The imagery is iconic: A Texas state trooper approaches a stopped car, driven by Sandra Bland, a 28-year-old woman who would be found dead in a jail cell three days later.
That 2015 dash-cam video is now the opening of a campaign commercial in the race for Pennsylvania attorney general - and Bland's mother wants it pulled off the air.
That has sparked a new clash between two of the Democrats in the race, Allegheny County District Attorney Stephen Zappala, who used the video in his first ad last week, and Montgomery County Commission Chairman Josh Shapiro, who alerted Bland's family.
It is also part of a larger statewide struggle between Zappala and Shapiro, both white, to showcase support from African American leaders in the run-up to the April 26 primary.
Zappala's campaign on Tuesday said the ad would stay on the air, and blamed Shapiro for "orchestrating a controversy where one does not exist."
On Tuesday, Zappala sounded disconnected from the controversy when asked about it during a campaign stop in Philadelphia to tout support from African American and Latino leaders.
"I didn't know there was criticism," Zappala replied when asked about a news conference Shapiro held last Thursday, along with some of his black supporters, to condemn the ad.
Zappala said twice that he did not know of anyone having contacted his campaign to ask that the video be taken out of the ad.
"Decisions on these campaigns at this level are made by the media people, ultimately what they want to run and don't want to run," he said.
Cannon Lambert, a lawyer in Chicago who represents Geneva Reed-Veal, Bland's mother, said a letter he sent to Zappala's campaign on Friday "was really clear and enunciated" a request to stop using any imagery associated with Bland's traffic stop.
"She's uncomfortable with that and has let them know that," Lambert said. "She would be disappointed if they forgo that request."
Ken Snyder, the consultant who created the ad for Zappala, said Lambert's letter asked the campaign to stop using Bland's image or implying that her family endorses Zappala.
Bland's face is not visible in the ad, and her name is not mentioned.
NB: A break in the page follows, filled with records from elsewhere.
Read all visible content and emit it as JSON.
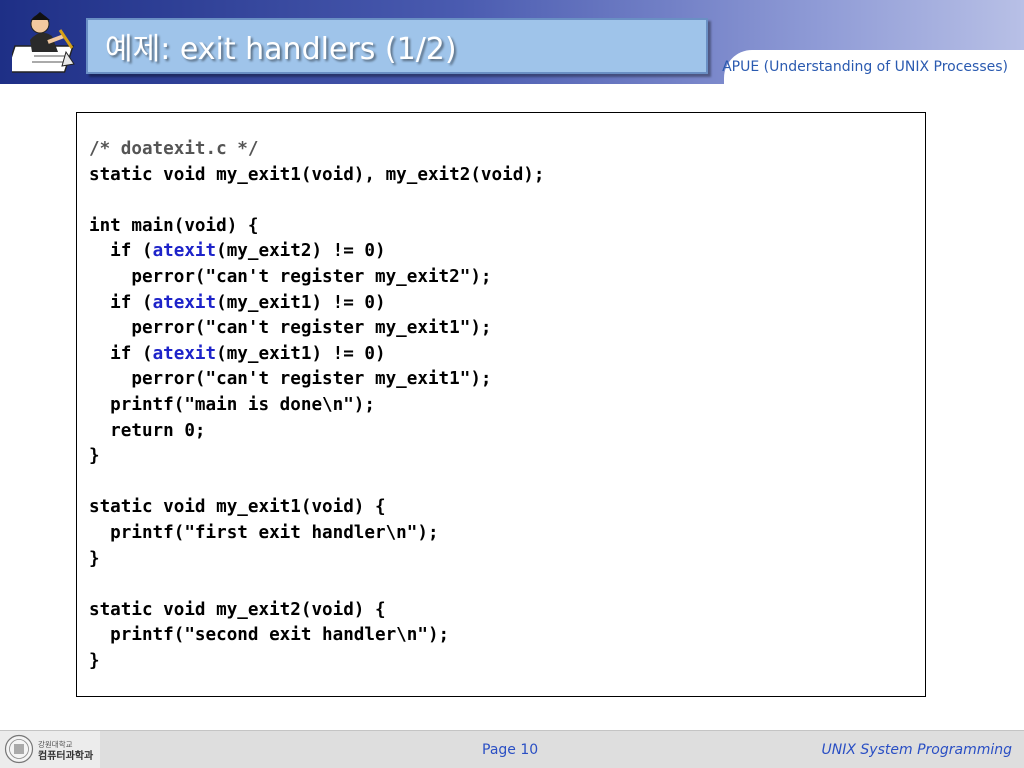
{
  "header": {
    "title": "예제: exit handlers (1/2)",
    "subtitle": "APUE (Understanding of UNIX Processes)",
    "logo_icon": "scholar-writing-icon"
  },
  "code": {
    "lines": [
      {
        "text": "/* doatexit.c */",
        "type": "comment"
      },
      {
        "text": "static void my_exit1(void), my_exit2(void);"
      },
      {
        "text": ""
      },
      {
        "text": "int main(void) {"
      },
      {
        "pre": "  if (",
        "fn": "atexit",
        "post": "(my_exit2) != 0)"
      },
      {
        "text": "    perror(\"can't register my_exit2\");"
      },
      {
        "pre": "  if (",
        "fn": "atexit",
        "post": "(my_exit1) != 0)"
      },
      {
        "text": "    perror(\"can't register my_exit1\");"
      },
      {
        "pre": "  if (",
        "fn": "atexit",
        "post": "(my_exit1) != 0)"
      },
      {
        "text": "    perror(\"can't register my_exit1\");"
      },
      {
        "text": "  printf(\"main is done\\n\");"
      },
      {
        "text": "  return 0;"
      },
      {
        "text": "}"
      },
      {
        "text": ""
      },
      {
        "text": "static void my_exit1(void) {"
      },
      {
        "text": "  printf(\"first exit handler\\n\");"
      },
      {
        "text": "}"
      },
      {
        "text": ""
      },
      {
        "text": "static void my_exit2(void) {"
      },
      {
        "text": "  printf(\"second exit handler\\n\");"
      },
      {
        "text": "}"
      }
    ]
  },
  "footer": {
    "university": "강원대학교",
    "department": "컴퓨터과학과",
    "page_label": "Page 10",
    "course": "UNIX System Programming",
    "seal_icon": "university-seal-icon"
  },
  "colors": {
    "header_dark": "#1e2f86",
    "title_box": "#9fc4ea",
    "highlight": "#1d23c9",
    "footer_text": "#2a4fc4"
  }
}
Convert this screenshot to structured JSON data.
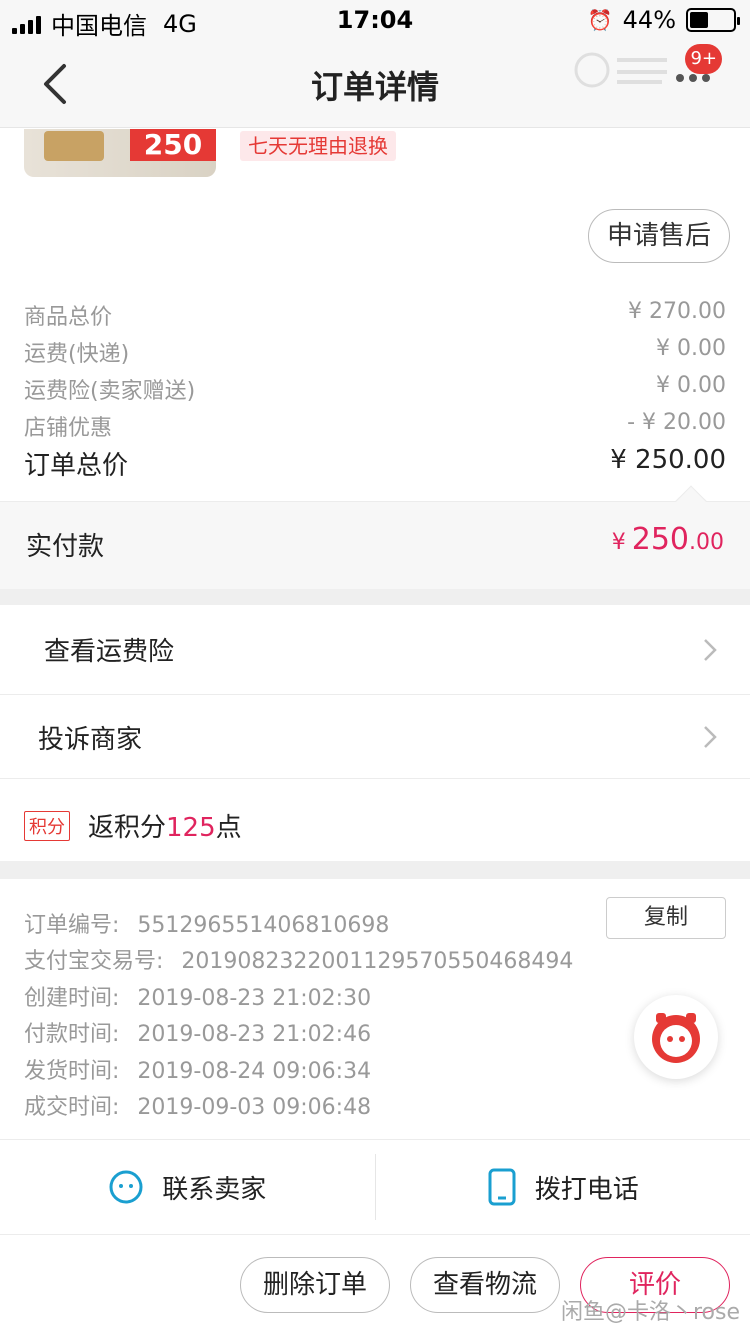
{
  "status_bar": {
    "carrier": "中国电信",
    "network": "4G",
    "time": "17:04",
    "battery_percent_text": "44%",
    "battery_level": 0.44
  },
  "nav": {
    "title": "订单详情",
    "badge": "9+"
  },
  "product": {
    "promo_text": "250",
    "return_tag": "七天无理由退换"
  },
  "after_sale_label": "申请售后",
  "prices": [
    {
      "label": "商品总价",
      "value": "¥ 270.00"
    },
    {
      "label": "运费(快递)",
      "value": "¥ 0.00"
    },
    {
      "label": "运费险(卖家赠送)",
      "value": "¥ 0.00"
    },
    {
      "label": "店铺优惠",
      "value": "- ¥ 20.00"
    }
  ],
  "order_total": {
    "label": "订单总价",
    "value": "¥ 250.00"
  },
  "payment": {
    "label": "实付款",
    "yen": "¥",
    "integer": "250",
    "cents": ".00"
  },
  "links": [
    {
      "label": "查看运费险"
    },
    {
      "label": "投诉商家"
    }
  ],
  "points": {
    "tag": "积分",
    "prefix": "返积分",
    "number": "125",
    "suffix": "点"
  },
  "order_info": [
    {
      "key": "订单编号:",
      "value": "551296551406810698"
    },
    {
      "key": "支付宝交易号:",
      "value": "2019082322001129570550468494"
    },
    {
      "key": "创建时间:",
      "value": "2019-08-23 21:02:30"
    },
    {
      "key": "付款时间:",
      "value": "2019-08-23 21:02:46"
    },
    {
      "key": "发货时间:",
      "value": "2019-08-24 09:06:34"
    },
    {
      "key": "成交时间:",
      "value": "2019-09-03 09:06:48"
    }
  ],
  "copy_label": "复制",
  "contact": {
    "seller": "联系卖家",
    "phone": "拨打电话"
  },
  "actions": {
    "delete": "删除订单",
    "logistics": "查看物流",
    "review": "评价"
  },
  "watermark": "闲鱼@卡洛丶rose",
  "colors": {
    "accent": "#e0245e",
    "contact_icon": "#1a9fd0"
  }
}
Snyder said the ad does not imply an endorsement from Bland's family.
"Josh Shapiro has clearly orchestrated a controversy where one does not exist because he is afraid to discuss the important issues depicted in Steve Zappala's opening ad," Snyder said Tuesday.
The ad uses the video to help tout what Zappala says is his record as a prosecutor of fighting racial profiling and domestic violence, and of applying tough scrutiny to use of force by police officers.
The ad includes another 2015 video that has become part of the Black Lives Matter movement: a policeman shooting Walter Scott as he ran from an encounter in North Charleston, S.C. It also includes the 2014 surveillance video of then-NFL running back Ray Rice in an Atlantic City casino after he punched his fiancee.
Shapiro's campaign said it alerted families connected with the three videos "that images of their tragedies" were in the ad.
His campaign said in a statement, "It's unfortunate that Zappala has decided to continue running the ad and ignore the request of Sandra Bland's family."